PROBLEM 5: FILE SHARING OUTSIDE THE ORGANIZATION
The lack of control over who users share their shared files on a cloud platform is a serious problem. In addition to Data Loss Prevention (DLP) policies imposed on data stored in the cloud, it is worth considering the implementation of CASB to differentiate the level of access to files depending on the type of device or user location. We describe these issues in more detail in our article about CASB – HERE LINK
PROBLEM 6: INTEGRATION WITH OTHER APPLICATIONS
By granting applications rights to certain functions, we create new vectors of attack and data leakage. It is worth starting with an inventory of what applications are integrated with our MS Teams? How can we check whether our knowledge is up-to-date?
At this point, it is worth mentioning that MS Teams are not the only communication and cooperation tool. Therefore, consider whether your organization has general guidelines for the safe use of such applications.

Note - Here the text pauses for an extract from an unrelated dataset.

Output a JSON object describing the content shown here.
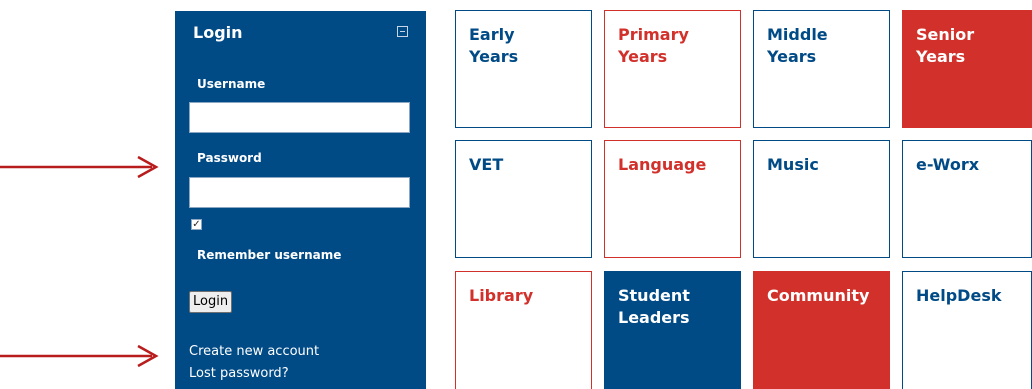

PROBLEM 7: LACK OF VISIBILITY FOR NON-DISRUPTING USERS ‘BEHAVIOR
Access from a remote location, too wide sharing of files, downloading large amounts of data or downloading them outside working hours – each of these signals may indicate doubtful intentions of a trusted user or the takeover of his access data. Most CASB class solutions contain functionalities that allow to assess the risk level of user actions. So make sure your solution also has it.
In addition to the above-mentioned, there is also the issue of a uniform security policy for various cloud environments and minimizing the time of incident detection and remediation. For example, in API-based solutions, the time of sending information about an event is sometimes crucial.
The aforementioned Microsoft Teams: Top 10 Security Threats by McAfee extends the above-mentioned security problems of MS Teams and concretes with:
- Additional challenges faced by organizations using not only MS Teams, but also other messengers.
- Methods and techniques of securing attack vectors.
- Technologies and their business case.
It is worth writing about business justifications referring to the beginning of the article – communication is a critical process in an organization, and the applications supporting it are essential.
In the era of a kind of communication “relaxation” caused by ubiquitous remote work, administrators must be more vigilant than ever. And supporting them solutions and functionalities, such as the mentioned CASB. Nevertheless, it is worth remembering that currently communication covers many channels and devices, and each cybersecurity solution contributes to increasing the level of its protection.